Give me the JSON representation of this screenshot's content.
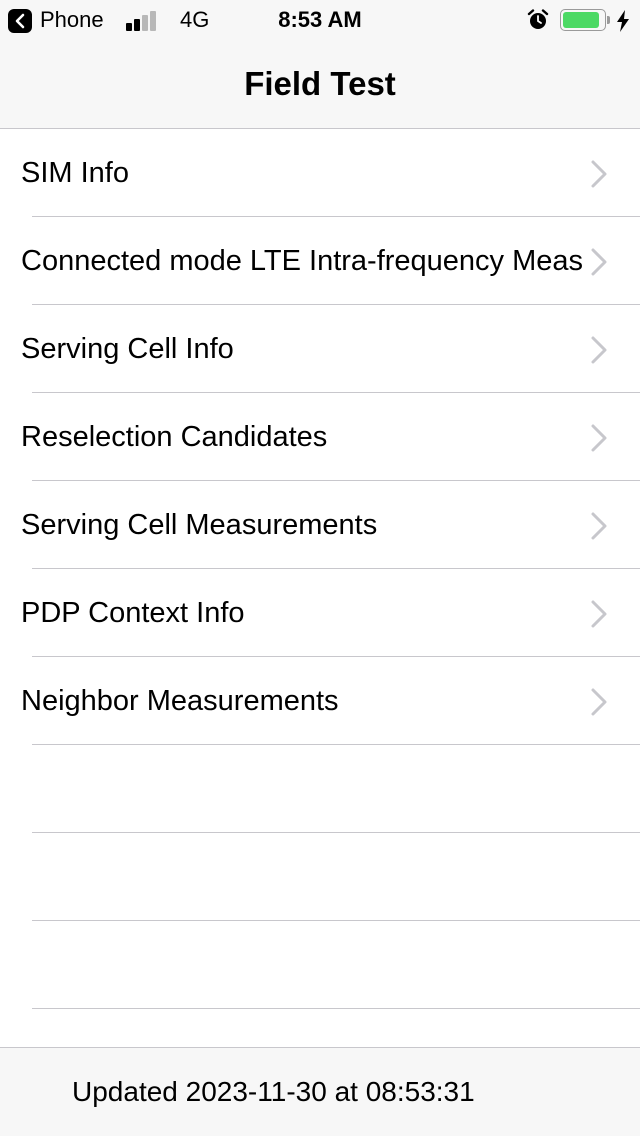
{
  "status_bar": {
    "back_app": "Phone",
    "network": "4G",
    "time": "8:53 AM",
    "signal_bars_filled": 2,
    "signal_bars_total": 4,
    "battery_level": 0.9,
    "battery_color": "#4cd964",
    "icons": [
      "back-icon",
      "signal-icon",
      "alarm-icon",
      "battery-icon",
      "charging-icon"
    ]
  },
  "nav": {
    "title": "Field Test"
  },
  "list": {
    "items": [
      {
        "label": "SIM Info"
      },
      {
        "label": "Connected mode LTE Intra-frequency Meas"
      },
      {
        "label": "Serving Cell Info"
      },
      {
        "label": "Reselection Candidates"
      },
      {
        "label": "Serving Cell Measurements"
      },
      {
        "label": "PDP Context Info"
      },
      {
        "label": "Neighbor Measurements"
      }
    ],
    "empty_rows": 3,
    "chevron_icon": "chevron-right-icon"
  },
  "footer": {
    "updated_text": "Updated 2023-11-30 at 08:53:31"
  },
  "colors": {
    "bar_background": "#f7f7f7",
    "separator": "#c8c7cc",
    "chevron": "#c7c7cc"
  }
}
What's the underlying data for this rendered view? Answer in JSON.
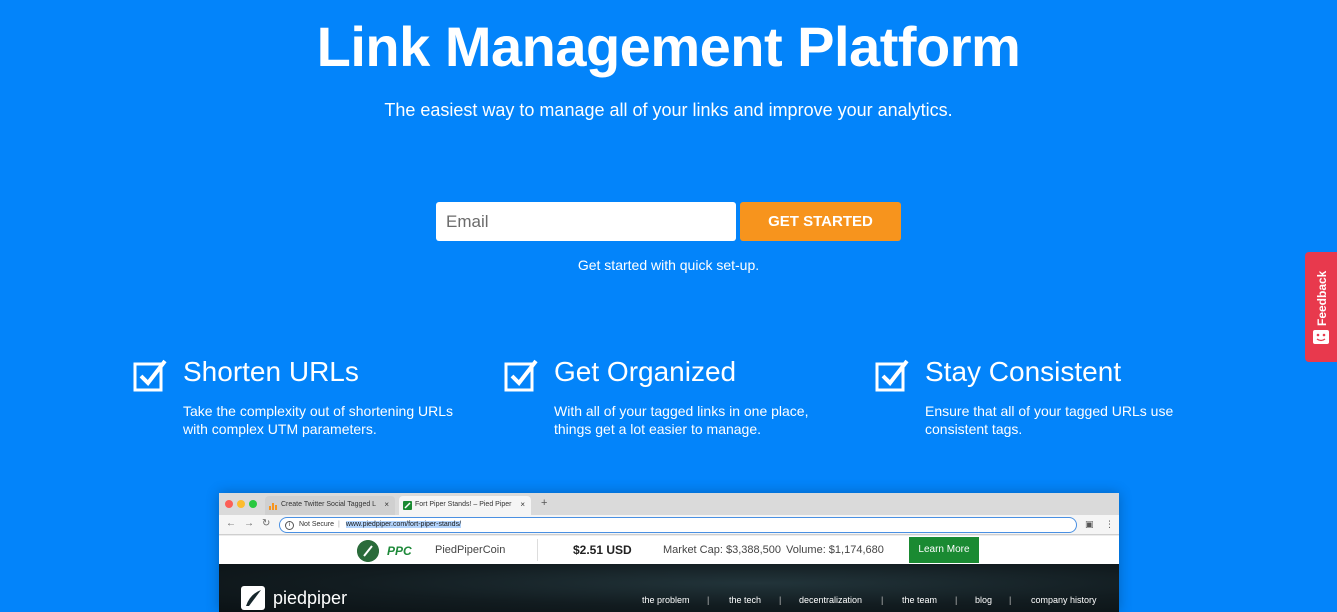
{
  "hero": {
    "title": "Link Management Platform",
    "subtitle": "The easiest way to manage all of your links and improve your analytics."
  },
  "signup": {
    "email_placeholder": "Email",
    "button_label": "GET STARTED",
    "note": "Get started with quick set-up."
  },
  "features": [
    {
      "title": "Shorten URLs",
      "description": "Take the complexity out of shortening URLs with complex UTM parameters."
    },
    {
      "title": "Get Organized",
      "description": "With all of your tagged links in one place, things get a lot easier to manage."
    },
    {
      "title": "Stay Consistent",
      "description": "Ensure that all of your tagged URLs use consistent tags."
    }
  ],
  "feedback": {
    "label": "Feedback"
  },
  "browser": {
    "tabs": [
      {
        "label": "Create Twitter Social Tagged L"
      },
      {
        "label": "Fort Piper Stands! – Pied Piper"
      }
    ],
    "new_tab": "+",
    "security_label": "Not Secure",
    "url": "www.piedpiper.com/fort-piper-stands/",
    "ticker": {
      "symbol": "PPC",
      "name": "PiedPiperCoin",
      "price": "$2.51 USD",
      "market_cap": "Market Cap: $3,388,500",
      "volume": "Volume: $1,174,680",
      "learn_more": "Learn More"
    },
    "site": {
      "brand": "piedpiper",
      "nav": [
        "the problem",
        "the tech",
        "decentralization",
        "the team",
        "blog",
        "company history"
      ]
    }
  },
  "colors": {
    "background": "#0384fa",
    "cta": "#f7941d",
    "feedback": "#e8394d",
    "ticker_button": "#1a8a32"
  }
}
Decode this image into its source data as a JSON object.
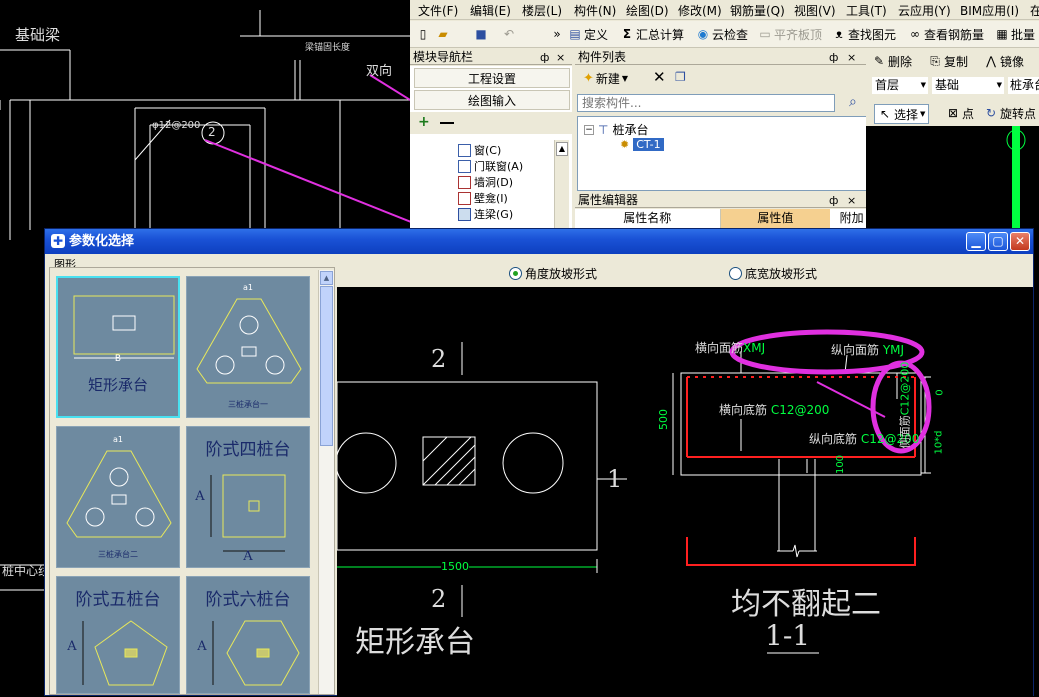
{
  "cad_background": {
    "label_foundation_beam": "基础梁",
    "label_anchor_length": "梁锚固长度",
    "label_double_direction": "双向",
    "label_rebar_spec": "φ12@200",
    "label_circle_no": "2",
    "label_pile_centerline": "桩中心线"
  },
  "app": {
    "menu": [
      "文件(F)",
      "编辑(E)",
      "楼层(L)",
      "构件(N)",
      "绘图(D)",
      "修改(M)",
      "钢筋量(Q)",
      "视图(V)",
      "工具(T)",
      "云应用(Y)",
      "BIM应用(I)",
      "在"
    ],
    "toolbar": {
      "define": "定义",
      "sum_calc": "汇总计算",
      "cloud_check": "云检查",
      "flat_slab": "平齐板顶",
      "find_element": "查找图元",
      "view_rebar": "查看钢筋量",
      "batch": "批量"
    },
    "nav_panel": {
      "title": "模块导航栏",
      "pin": "ф",
      "close": "×",
      "buttons": [
        "工程设置",
        "绘图输入"
      ],
      "add_icon_text": "+",
      "tree_items": [
        "窗(C)",
        "门联窗(A)",
        "墙洞(D)",
        "壁龛(I)",
        "连梁(G)"
      ]
    },
    "component_list": {
      "title": "构件列表",
      "new_button": "新建",
      "search_placeholder": "搜索构件...",
      "tree_root": "桩承台",
      "tree_child": "CT-1"
    },
    "property_editor": {
      "title": "属性编辑器",
      "col_name": "属性名称",
      "col_value": "属性值",
      "col_extra": "附加"
    },
    "right_toolbar": {
      "delete": "删除",
      "copy": "复制",
      "mirror": "镜像",
      "floor_value": "首层",
      "category_value": "基础",
      "element_value": "桩承台",
      "select": "选择",
      "point": "点",
      "rotate_point": "旋转点"
    }
  },
  "dialog": {
    "title": "参数化选择",
    "group_label": "图形",
    "radio_angle": "角度放坡形式",
    "radio_width": "底宽放坡形式",
    "thumbnails": [
      {
        "label": "矩形承台",
        "dim_label": "B"
      },
      {
        "label": "三桩承台一",
        "dim_label": "a1"
      },
      {
        "label": "三桩承台二",
        "dim_label": "a1"
      },
      {
        "label": "阶式四桩台",
        "dim_label": "A"
      },
      {
        "label": "阶式五桩台",
        "dim_label": "A"
      },
      {
        "label": "阶式六桩台",
        "dim_label": "A"
      }
    ],
    "drawing": {
      "section_mark_top": "2",
      "section_mark_bottom": "2",
      "section_mark_side": "1",
      "width_dim": "1500",
      "name": "矩形承台",
      "height_dim": "500",
      "label_h_top": "横向面筋",
      "val_h_top": "XMJ",
      "label_v_top": "纵向面筋",
      "val_v_top": "YMJ",
      "label_side": "侧面筋",
      "val_side": "C12@200",
      "label_h_bottom": "横向底筋",
      "val_h_bottom": "C12@200",
      "label_v_bottom": "纵向底筋",
      "val_v_bottom": "C12@200",
      "dim_zero": "0",
      "dim_10d": "10*d",
      "dim_100": "100",
      "caption": "均不翻起二",
      "section_caption": "1-1"
    }
  },
  "colors": {
    "cad_line": "#ffffff",
    "rebar_red": "#ff2020",
    "rebar_green": "#00ff40",
    "annotation_magenta": "#e030e0",
    "thumb_bg": "#6e8aa0",
    "title_blue": "#1a52d6"
  }
}
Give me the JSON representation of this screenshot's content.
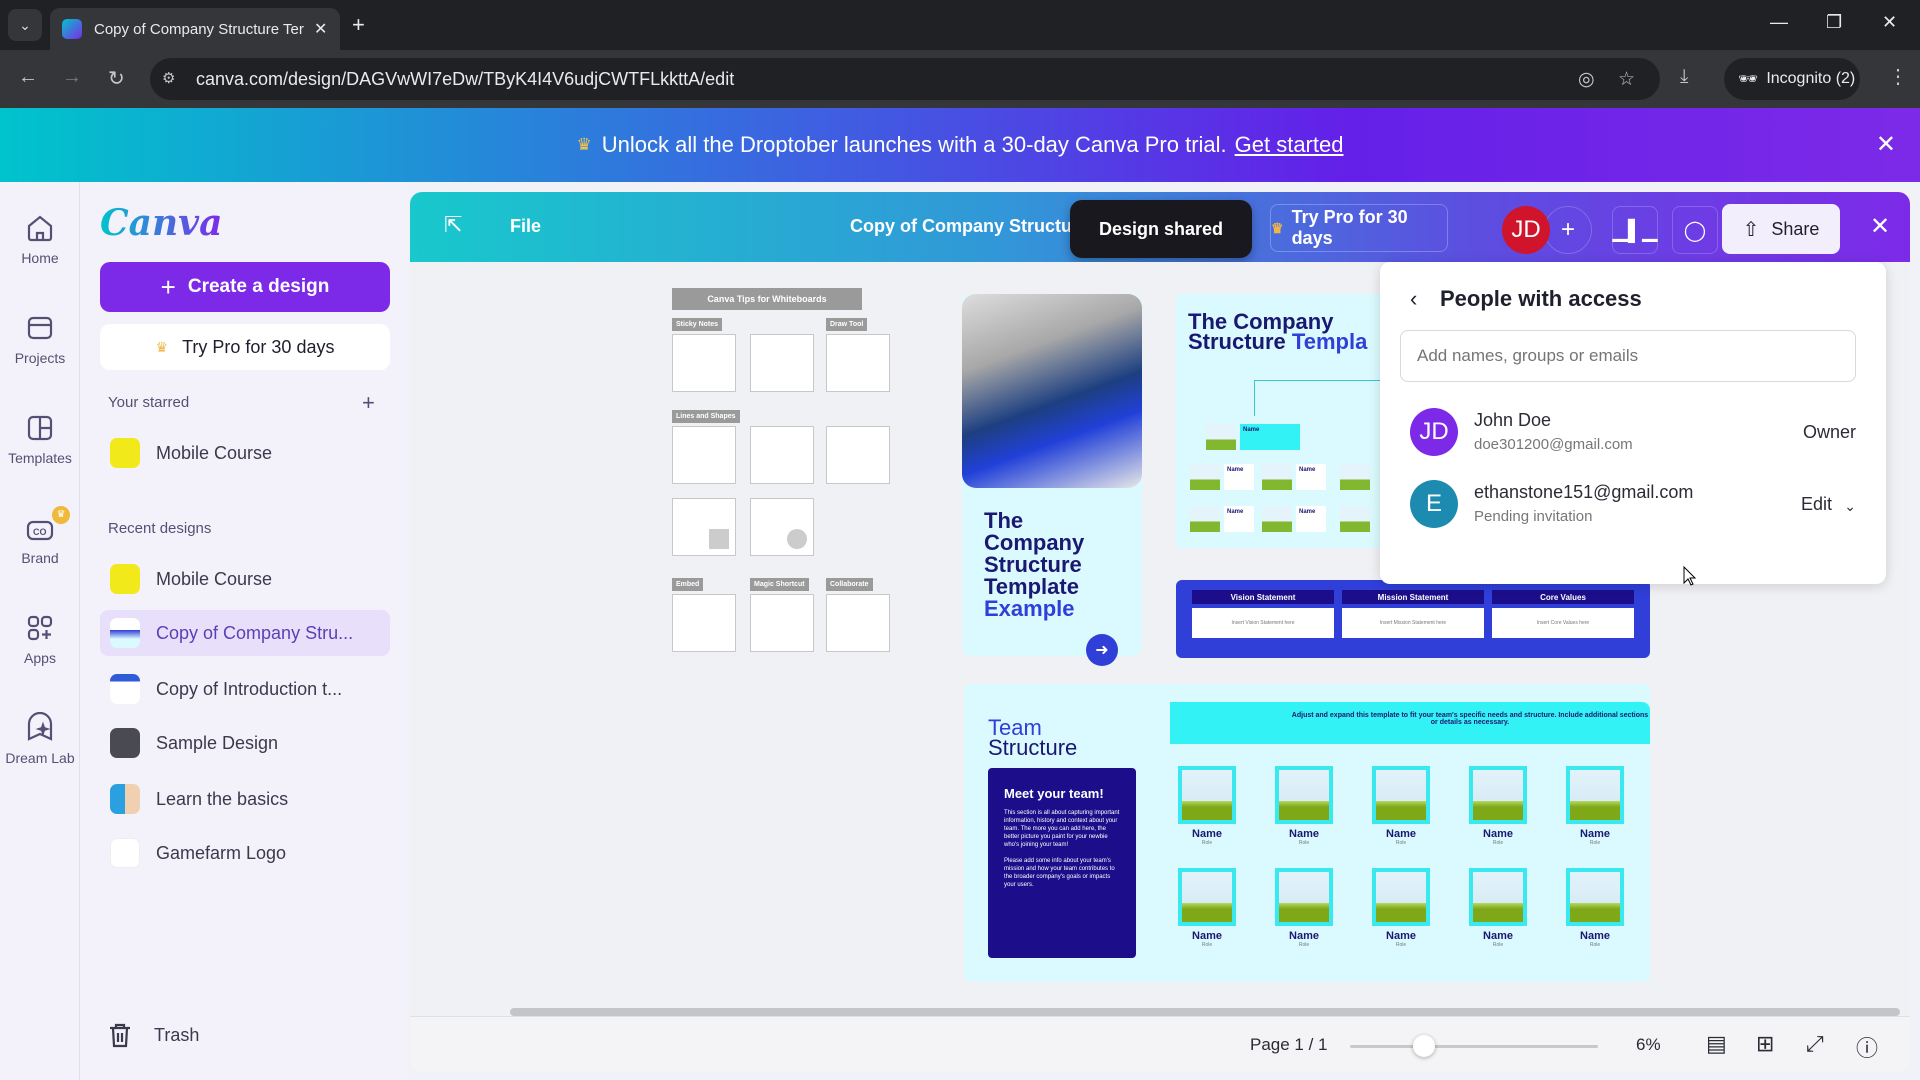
{
  "browser": {
    "tab_title": "Copy of Company Structure Ter",
    "url": "canva.com/design/DAGVwWI7eDw/TByK4I4V6udjCWTFLkkttA/edit",
    "incognito_label": "Incognito (2)"
  },
  "promo": {
    "text": "Unlock all the Droptober launches with a 30-day Canva Pro trial.",
    "link": "Get started"
  },
  "rail": {
    "items": [
      {
        "label": "Home",
        "icon": "home-icon"
      },
      {
        "label": "Projects",
        "icon": "folder-icon"
      },
      {
        "label": "Templates",
        "icon": "templates-icon"
      },
      {
        "label": "Brand",
        "icon": "brand-icon"
      },
      {
        "label": "Apps",
        "icon": "apps-icon"
      },
      {
        "label": "Dream Lab",
        "icon": "dream-lab-icon"
      }
    ]
  },
  "panel": {
    "logo": "Canva",
    "create_label": "Create a design",
    "pro_label": "Try Pro for 30 days",
    "starred_heading": "Your starred",
    "starred": [
      {
        "label": "Mobile Course",
        "color": "#f2e91a"
      }
    ],
    "recent_heading": "Recent designs",
    "recent": [
      {
        "label": "Mobile Course",
        "color": "#f2e91a",
        "active": false
      },
      {
        "label": "Copy of Company Stru...",
        "color": "#dfeaff",
        "active": true
      },
      {
        "label": "Copy of Introduction t...",
        "color": "#e8eaf8",
        "active": false
      },
      {
        "label": "Sample Design",
        "color": "#4a4a52",
        "active": false
      },
      {
        "label": "Learn the basics",
        "color": "#2aa0e0",
        "active": false
      },
      {
        "label": "Gamefarm Logo",
        "color": "#ffffff",
        "active": false
      }
    ],
    "trash_label": "Trash"
  },
  "editor": {
    "file_label": "File",
    "doc_title": "Copy of Company Structure Template",
    "toast": "Design shared",
    "try_pro": "Try Pro for 30 days",
    "avatar_initials": "JD",
    "share_label": "Share"
  },
  "canvas": {
    "tips": {
      "title": "Canva Tips for Whiteboards",
      "sections": [
        "Sticky Notes",
        "Draw Tool",
        "Lines and Shapes",
        "Embed",
        "Magic Shortcut",
        "Collaborate"
      ]
    },
    "hero": {
      "line1": "The",
      "line2": "Company",
      "line3": "Structure",
      "line4": "Template",
      "line5": "Example"
    },
    "org": {
      "title_a": "The Company",
      "title_b": "Structure",
      "title_c": "Templa",
      "card_label": "Name"
    },
    "vmc": [
      {
        "heading": "Vision Statement",
        "body": "Insert Vision Statement here"
      },
      {
        "heading": "Mission Statement",
        "body": "Insert Mission Statement here"
      },
      {
        "heading": "Core Values",
        "body": "Insert Core Values here"
      }
    ],
    "team": {
      "title_a": "Team",
      "title_b": "Structure",
      "banner": "Adjust and expand this template to fit your team's specific needs and structure. Include additional sections or details as necessary.",
      "meet_heading": "Meet your team!",
      "meet_p1": "This section is all about capturing important information, history and context about your team. The more you can add here, the better picture you paint for your newbie who's joining your team!",
      "meet_p2": "Please add some info about your team's mission and how your team contributes to the broader company's goals or impacts your users.",
      "member_name": "Name",
      "member_role": "Role",
      "member_count": 10
    }
  },
  "footer": {
    "page": "Page 1 / 1",
    "zoom_pct": "6%",
    "zoom_fraction": 0.3
  },
  "share_panel": {
    "title": "People with access",
    "input_placeholder": "Add names, groups or emails",
    "people": [
      {
        "initials": "JD",
        "name": "John Doe",
        "sub": "doe301200@gmail.com",
        "role": "Owner",
        "color": "#7d2ae8"
      },
      {
        "initials": "E",
        "name": "ethanstone151@gmail.com",
        "sub": "Pending invitation",
        "role": "Edit",
        "color": "#1d8bb0"
      }
    ]
  }
}
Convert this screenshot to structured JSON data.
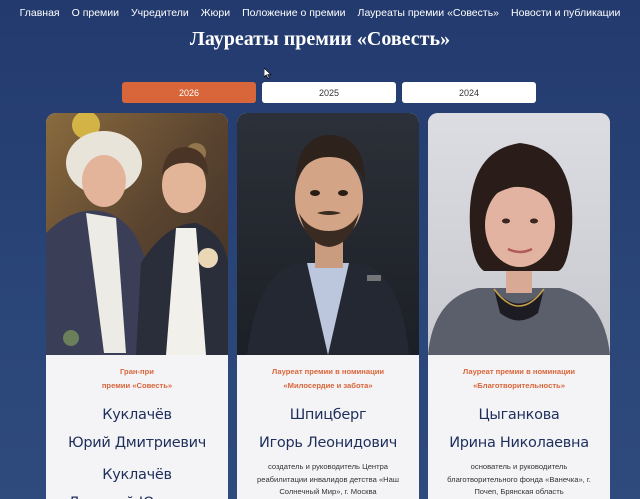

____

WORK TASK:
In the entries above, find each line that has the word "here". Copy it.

RESPONSE BOX:
        "body": "Insert Vision Statement here"
        "body": "Insert Mission Statement here"
        "body": "Insert Core Values here"
      "meet_p1": "This section is all about capturing important information, history and context about your team. The more you can add here, the better picture you paint for your newbie who's joining your team!",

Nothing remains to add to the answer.